Ask anyone to hum a tune by Bach — and I am willing to put cash behind this prediction — and most likely they will default to the intimate Prelude of the Suite No. 1 in G Major for Unaccompanied Cello.
Be it because of our need for a quiet, introspective respite from the noise of 21st century living, because its inclusion in many television shows and films, or because every musician will study it, practice it and perform it regardless of their instrument, modern zeitgeist identifies with Bach's introspective compositions before his magnum opera, the Mass in B Minor or St. Matthew's Passion, for instance.
True, high on the popularity scale are the serene second movement of the Orchestral Suite No. 3 in D major, better known as Air on the G String, and the more robust, pesante — dare I say happy? — Brandenburg Concerto No. 3 in G major.
"The placement of the sound is further forward in the mouth; and we lighten our voices to soar through the challenging virtuosic choruses with ease."
As a test to what the social media sphere thought about his style, I challenged my collective Facebook network to describe Bach's music in one word. Amid the responses were perfection, masterful, beautiful, logical, godly, revolutionary, definitive and ethereal — and therapy.
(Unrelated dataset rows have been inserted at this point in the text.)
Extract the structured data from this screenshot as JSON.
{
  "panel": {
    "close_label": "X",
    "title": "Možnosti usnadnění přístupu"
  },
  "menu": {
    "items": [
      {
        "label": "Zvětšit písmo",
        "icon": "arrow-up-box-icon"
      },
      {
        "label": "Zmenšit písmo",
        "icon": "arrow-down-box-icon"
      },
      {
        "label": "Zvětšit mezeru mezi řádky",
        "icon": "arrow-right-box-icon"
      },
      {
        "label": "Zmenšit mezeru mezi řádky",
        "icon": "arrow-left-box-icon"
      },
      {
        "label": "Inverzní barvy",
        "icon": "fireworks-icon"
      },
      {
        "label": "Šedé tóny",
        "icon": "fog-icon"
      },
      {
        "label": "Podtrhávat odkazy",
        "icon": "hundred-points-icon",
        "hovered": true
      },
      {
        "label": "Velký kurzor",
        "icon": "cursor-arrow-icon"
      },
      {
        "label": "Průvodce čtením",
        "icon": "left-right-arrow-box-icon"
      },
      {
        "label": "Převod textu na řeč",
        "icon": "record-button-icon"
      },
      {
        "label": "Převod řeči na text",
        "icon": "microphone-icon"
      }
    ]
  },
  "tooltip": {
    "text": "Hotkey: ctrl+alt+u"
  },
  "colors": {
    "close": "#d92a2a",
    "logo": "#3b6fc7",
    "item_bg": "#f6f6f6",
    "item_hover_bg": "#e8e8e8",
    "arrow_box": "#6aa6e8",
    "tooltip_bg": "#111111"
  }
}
Jerry Ochoa of indie ensemble Two Star Symphony offered, and appropriately so considering the nearly-impossible polyphonic feats Bach was able to execute, "Ugh, math is hard." Composer Richard Ford couldn't help being a prankster and post, "Who?"
As Ars Lyrica Houston artistic director Matthew Dirst was crafting the playbill for this weekend's performance in Houston and Dallas, in collaboration with the Dallas-based Orpheus Chamber Singers, he turned to a different side of Bach. Business development specialist Molly Block chimed in with joyful — and that's just one of the more accurate descriptors for his Magnificat in D major — in addition to divine, pun intended.
The 30-minute Magnificat, whose 12 movements anchor the program, calls for major musical prowess: A full baroque orchestra with traverso flutes, oboes, bassoon, trumpets, strings, percussion and continuo. Top that with a five-part chorus and five soloists. Yes, it's a beast, and a "happy" one indeed.
"It's celebratory, festive music," Dirst explains. "The Magnificat text is the kind of spiritual center that mirrors the theme of this year's season, Anticipations. The words are known as the Canticle of Mary and tells the story of the Virgin Mary as she awaits the Annunciation from the angel Gabriel, the birth of Jesus Christ."
Interestingly, the previous time Ars Lyrica and Orpheus Chamber Singers mingled resources was in 2010 for Monteverdi's Vespro della Beata Vergine 1610, which also sets the the text of the Magnificat. It was reviewed by the Dallas Morning News as "daring and vivid as any brand-new composition."
A match made in heaven, perhaps?
"They've been performed in so many subsequent coronations that the piece has become a nation's feel-good response to the next leader. The proximity to the election? Well, that was an added bonus."
Orpheus founder and artistic director Donald Krehbiel knew Dirst by reputation; they were both students at Southern Methodist University at different times. And as both groups were seeking to expand their audiences across the state, Texas-big early works like Vespers and Magnificat came to be the logical vehicle to generate buzz and excitement in both markets.
Yet Krehbiel's group leans more toward the music of the Renaissance and 19th and 20th centuries. As such, the overall sound aesthetic of the Orpheus Chamber Singers gravitates to warmer, rich sonorities. But the agility required to pull off Bach's coloratura passages demands a contrasting, brighter approach. Otherwise the effect is heavy, laborious and, as most Bach devotees would remark, blasphemous.
"For the music of Bach we alter how we physically sing," Krehbiel explains. "The placement of the sound is further forward in the mouth; and we lighten our voices to soar through the challenging virtuosic choruses with ease."
With the massive musical forces summoned to enliven Bach's Magnificat, Dirst curated the rest of the program to take full advantage of his investment. After all, underwriting orchestras, especially a troupe that specializes in period instruments, doesn't come cheap.
Give the flutes a break and you have the instrumentation for George Frideric Handel's Coronation Anthems, also celebratory and anticipatory in nature. Written for the coronation of George II of England and Queen Caroline in 1727, with text from the King James Bible, the jubilant melodies anticipate a change in regal leadership, Dirst says.
"They've been performed in so many subsequent coronations that the piece has become a nation's feel-good response to the next leader," Dirst continues.
"The proximity to the election? Well, that was an added bonus," he quips.
Also on the program are works by Georg Philipp Telemann and Giovanni Gabrieli.
Ars Lyrica presents "Magnificat" on Saturday, 7:30 p.m. at Hobby Center for the Performing Arts. Tickets start at $35 and can be purchased online or by calling 713-315-2525.